Increasing Your FICO Score for Home Ownership
Choosing a lender isn't the first step in becoming a homeowner. In reality, the home buying process begins and ends with your finances. Saving your money for a down payment is a good idea, but if you lack an acceptable credit score to back it up, you could find yourself renting longer than you expected in Pierre until your score improves.
The Fair Isaac Company bases your FICO score on the summary of your complete credit history. Most people traditionally have a score of 600, but scores are tiered from 300 to 850. Job loss has been common in the last few years, but FICO scores aren't necessarily adjusted "on a curve." A low score is a low score and that often means you can't get a loan. Some of the pieces in deciding your FICO score are:
- Credit Inquiries — Do you have too many open accounts?
- Types of Credit — Do you have a healthy mix of loans and credit cards?
- Payment History — How many late payments have you made?
- Credit to Debt Ratio — How much do you owe versus your available credit?
When you pull your credit report, you'll find that you actually have three reports. Experian, Equifax and TransUnion — three of the major credit reporting agencies — use a slightly different models to determine your credit rating. FICO is used by Experian. Equifax's model is called BEACON and TransUnion uses EMPIRICA. You have a credit score with all of the bureaus.
When you apply for a mortgage or any other loan, lenders want to make sure that extending a loan to you isn't a problem. Your credit score gives lenders an insight into what type of borrower you are solely because of your credit history. You'll need a score of at least 740 to get a decent interest rate. If your score is lower, you can still qualify for a loan, but the interest accrued over time could be more than double that of an individual having a higher credit score.
Getting your credit in order is the first step in owning a home. Contact us and we can help you get on the right track to the home of your dreams.

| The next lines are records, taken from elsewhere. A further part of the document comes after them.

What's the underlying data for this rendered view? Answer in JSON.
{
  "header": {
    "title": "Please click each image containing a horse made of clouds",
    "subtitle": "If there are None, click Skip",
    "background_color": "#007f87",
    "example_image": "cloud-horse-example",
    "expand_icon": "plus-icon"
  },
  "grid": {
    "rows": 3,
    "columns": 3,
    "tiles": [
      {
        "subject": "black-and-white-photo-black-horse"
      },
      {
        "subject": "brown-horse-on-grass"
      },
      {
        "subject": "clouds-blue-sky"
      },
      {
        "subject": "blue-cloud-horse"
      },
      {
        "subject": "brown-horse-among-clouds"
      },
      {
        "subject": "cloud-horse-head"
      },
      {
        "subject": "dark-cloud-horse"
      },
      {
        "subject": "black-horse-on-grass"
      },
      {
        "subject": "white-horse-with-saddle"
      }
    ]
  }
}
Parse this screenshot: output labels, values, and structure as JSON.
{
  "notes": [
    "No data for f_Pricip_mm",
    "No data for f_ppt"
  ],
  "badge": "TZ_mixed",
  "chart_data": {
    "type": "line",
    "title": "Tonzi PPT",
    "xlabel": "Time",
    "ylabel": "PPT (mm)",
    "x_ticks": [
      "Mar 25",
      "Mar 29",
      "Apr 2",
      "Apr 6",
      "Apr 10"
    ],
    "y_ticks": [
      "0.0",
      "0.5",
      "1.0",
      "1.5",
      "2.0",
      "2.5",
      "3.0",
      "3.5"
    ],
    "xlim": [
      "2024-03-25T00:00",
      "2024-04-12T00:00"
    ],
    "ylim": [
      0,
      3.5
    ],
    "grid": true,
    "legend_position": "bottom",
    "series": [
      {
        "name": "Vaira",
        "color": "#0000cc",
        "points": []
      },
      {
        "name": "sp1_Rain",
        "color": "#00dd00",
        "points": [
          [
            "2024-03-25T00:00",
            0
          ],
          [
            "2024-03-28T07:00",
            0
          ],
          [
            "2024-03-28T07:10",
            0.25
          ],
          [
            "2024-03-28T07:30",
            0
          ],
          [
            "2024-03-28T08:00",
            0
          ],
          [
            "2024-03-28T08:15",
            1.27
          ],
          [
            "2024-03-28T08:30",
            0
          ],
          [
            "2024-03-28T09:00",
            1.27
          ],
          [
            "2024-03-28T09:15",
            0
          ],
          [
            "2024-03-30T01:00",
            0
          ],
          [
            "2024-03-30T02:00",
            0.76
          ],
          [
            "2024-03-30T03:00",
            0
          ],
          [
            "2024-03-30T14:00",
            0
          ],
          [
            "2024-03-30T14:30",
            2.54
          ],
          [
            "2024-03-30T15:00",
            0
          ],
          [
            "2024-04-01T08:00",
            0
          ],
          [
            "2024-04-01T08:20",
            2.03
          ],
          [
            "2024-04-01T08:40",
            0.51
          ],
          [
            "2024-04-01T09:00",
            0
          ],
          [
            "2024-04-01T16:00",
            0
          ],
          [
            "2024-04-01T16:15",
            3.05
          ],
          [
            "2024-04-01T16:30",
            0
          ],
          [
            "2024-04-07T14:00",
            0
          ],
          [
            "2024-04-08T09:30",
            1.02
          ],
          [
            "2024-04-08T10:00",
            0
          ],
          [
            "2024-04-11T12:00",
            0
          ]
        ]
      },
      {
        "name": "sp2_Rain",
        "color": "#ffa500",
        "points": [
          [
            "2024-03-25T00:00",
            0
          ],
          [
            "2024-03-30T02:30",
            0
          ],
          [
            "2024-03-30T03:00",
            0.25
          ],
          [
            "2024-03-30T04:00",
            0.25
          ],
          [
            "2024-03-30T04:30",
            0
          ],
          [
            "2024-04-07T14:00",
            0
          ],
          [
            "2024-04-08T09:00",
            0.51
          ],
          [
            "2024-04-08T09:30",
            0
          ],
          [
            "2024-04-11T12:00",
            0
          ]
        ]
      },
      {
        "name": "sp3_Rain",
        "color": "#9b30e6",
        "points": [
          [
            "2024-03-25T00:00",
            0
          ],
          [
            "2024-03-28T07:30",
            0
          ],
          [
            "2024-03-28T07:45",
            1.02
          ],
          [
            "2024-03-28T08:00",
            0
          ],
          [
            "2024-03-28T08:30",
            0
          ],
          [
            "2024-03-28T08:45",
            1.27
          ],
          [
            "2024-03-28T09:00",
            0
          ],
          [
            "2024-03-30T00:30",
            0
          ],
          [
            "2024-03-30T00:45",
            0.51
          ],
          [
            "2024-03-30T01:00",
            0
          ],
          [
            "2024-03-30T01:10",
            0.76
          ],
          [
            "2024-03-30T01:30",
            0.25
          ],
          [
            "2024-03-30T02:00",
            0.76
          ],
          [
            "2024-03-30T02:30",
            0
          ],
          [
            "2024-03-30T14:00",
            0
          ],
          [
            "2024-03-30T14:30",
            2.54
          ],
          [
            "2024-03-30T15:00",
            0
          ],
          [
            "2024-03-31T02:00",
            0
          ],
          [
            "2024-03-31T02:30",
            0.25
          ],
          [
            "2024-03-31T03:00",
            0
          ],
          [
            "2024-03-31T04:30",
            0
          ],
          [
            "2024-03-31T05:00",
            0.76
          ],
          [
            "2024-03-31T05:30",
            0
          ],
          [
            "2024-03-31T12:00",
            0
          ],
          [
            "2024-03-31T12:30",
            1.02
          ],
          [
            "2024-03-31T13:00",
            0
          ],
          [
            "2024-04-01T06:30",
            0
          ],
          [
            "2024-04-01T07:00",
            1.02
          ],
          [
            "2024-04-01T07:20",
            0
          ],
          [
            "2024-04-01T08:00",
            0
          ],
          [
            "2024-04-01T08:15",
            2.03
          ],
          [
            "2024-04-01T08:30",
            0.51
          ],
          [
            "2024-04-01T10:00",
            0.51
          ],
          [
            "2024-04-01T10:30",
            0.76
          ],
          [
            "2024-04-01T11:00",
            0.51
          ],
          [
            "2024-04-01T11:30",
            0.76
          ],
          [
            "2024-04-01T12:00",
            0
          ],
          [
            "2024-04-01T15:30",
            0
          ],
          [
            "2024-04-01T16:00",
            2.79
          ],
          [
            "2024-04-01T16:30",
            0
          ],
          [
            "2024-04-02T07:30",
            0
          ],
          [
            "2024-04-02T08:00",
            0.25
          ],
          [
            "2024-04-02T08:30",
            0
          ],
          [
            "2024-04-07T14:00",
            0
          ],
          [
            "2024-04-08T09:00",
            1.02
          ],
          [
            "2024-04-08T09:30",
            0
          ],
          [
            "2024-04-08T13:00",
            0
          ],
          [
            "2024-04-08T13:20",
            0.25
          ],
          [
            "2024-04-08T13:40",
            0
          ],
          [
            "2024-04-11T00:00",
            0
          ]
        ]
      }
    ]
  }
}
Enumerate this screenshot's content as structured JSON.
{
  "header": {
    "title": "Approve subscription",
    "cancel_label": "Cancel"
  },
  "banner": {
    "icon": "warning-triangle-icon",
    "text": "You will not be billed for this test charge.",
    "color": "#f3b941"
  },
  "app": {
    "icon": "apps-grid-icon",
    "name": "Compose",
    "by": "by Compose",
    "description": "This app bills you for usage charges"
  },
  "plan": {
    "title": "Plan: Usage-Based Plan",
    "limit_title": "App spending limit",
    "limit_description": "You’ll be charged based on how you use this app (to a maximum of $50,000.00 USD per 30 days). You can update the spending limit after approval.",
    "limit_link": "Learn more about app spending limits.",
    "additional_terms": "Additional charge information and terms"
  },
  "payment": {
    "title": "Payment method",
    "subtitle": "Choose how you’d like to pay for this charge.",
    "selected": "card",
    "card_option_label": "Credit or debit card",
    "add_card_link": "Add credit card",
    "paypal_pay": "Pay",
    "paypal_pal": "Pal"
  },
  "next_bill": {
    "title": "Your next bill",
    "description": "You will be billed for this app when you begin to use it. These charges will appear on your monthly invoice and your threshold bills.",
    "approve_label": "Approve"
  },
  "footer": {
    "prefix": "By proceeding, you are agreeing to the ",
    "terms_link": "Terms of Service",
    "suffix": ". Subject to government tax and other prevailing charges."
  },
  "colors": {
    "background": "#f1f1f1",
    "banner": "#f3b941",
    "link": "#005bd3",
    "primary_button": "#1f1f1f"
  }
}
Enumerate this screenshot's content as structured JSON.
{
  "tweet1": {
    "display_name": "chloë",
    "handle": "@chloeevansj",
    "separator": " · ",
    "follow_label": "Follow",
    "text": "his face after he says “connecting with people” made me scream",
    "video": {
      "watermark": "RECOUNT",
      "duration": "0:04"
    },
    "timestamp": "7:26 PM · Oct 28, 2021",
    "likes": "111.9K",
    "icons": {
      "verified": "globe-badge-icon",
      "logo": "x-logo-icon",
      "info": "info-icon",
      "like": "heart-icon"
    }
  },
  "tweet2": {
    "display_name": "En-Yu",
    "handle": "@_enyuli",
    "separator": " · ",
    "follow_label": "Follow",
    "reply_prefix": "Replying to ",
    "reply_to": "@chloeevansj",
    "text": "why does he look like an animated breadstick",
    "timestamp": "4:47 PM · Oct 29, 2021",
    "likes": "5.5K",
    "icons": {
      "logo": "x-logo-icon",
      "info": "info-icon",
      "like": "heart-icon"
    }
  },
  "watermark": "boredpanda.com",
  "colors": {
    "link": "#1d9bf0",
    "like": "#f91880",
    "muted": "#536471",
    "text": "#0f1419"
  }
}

You want an improved score, but how do you get there? Building your FICO score takes time. It can be rare to make a large-scale change in your FICO score with quick fixes, but your score can improve in a year by monitoring your credit report and by using credit extended to you to raise your score, instead of ruin it. The best way to do this is to know your FICO score. You'll improve your credit score by using these helpful hints:
- Chain store cards and gas cards. For those who have no credit or below average credit, chain store credit cards and gas credit cards are ways to repair credit, increase your credit limits and keep up your payments, which will raise your FICO score. You should always avoid keeping a high balance for too long because these types of cards traditionally have a higher interest rate.
- Keep your cards in rotation. Whether you have older cards, or are just getting started with credit, use your cards to make sure your accounts maintain an active status. But, make sure you pay them off in no more than two or three payments.
- Keep up with payments. How often you're late with payments greatly affects your credit score. It's one of the reasons people who have recently been unemployed see the biggest dip in their credit score. Yes, it takes longer to build up your credit with payment history, but it's the surest way to prove that you're responsible enough to make payments to a bank.
- Ensure that your credit history is correct. If you discover mistakes on your credit report, write to the bureau requesting that the item be removed. If you have a common name or the same name as a family member, you'll want to pay extra attention to make sure the activity reported is correct.
- Spread your debt around. At first, this doesn't seem like a good idea. But, you steer clear of having one card that is maxed out and have your remaining cards at a zero balance. It's better to have each of your cards at an even balance than to have all of your debt taking up the balance one card.
Knowing the ways you can raise your credit score, you can move toward becoming a homeowner. Remember that when it's time to apply for a loan to purchase a house, you'll want to keep your credit inquiries within a two-week window to avoid damaging your credit score. With the help of Premier Property, the loan process can be a stress-free experience so you, too, can become a homeowner.
Get more information by visiting myFICO.com, Fair Isaac's informational site and review your credit history for free at annualcreditreport.com. And, for a small payment, you can get your FICO score from each bureau on their websites: equifax.com, experian.com and transunion.com.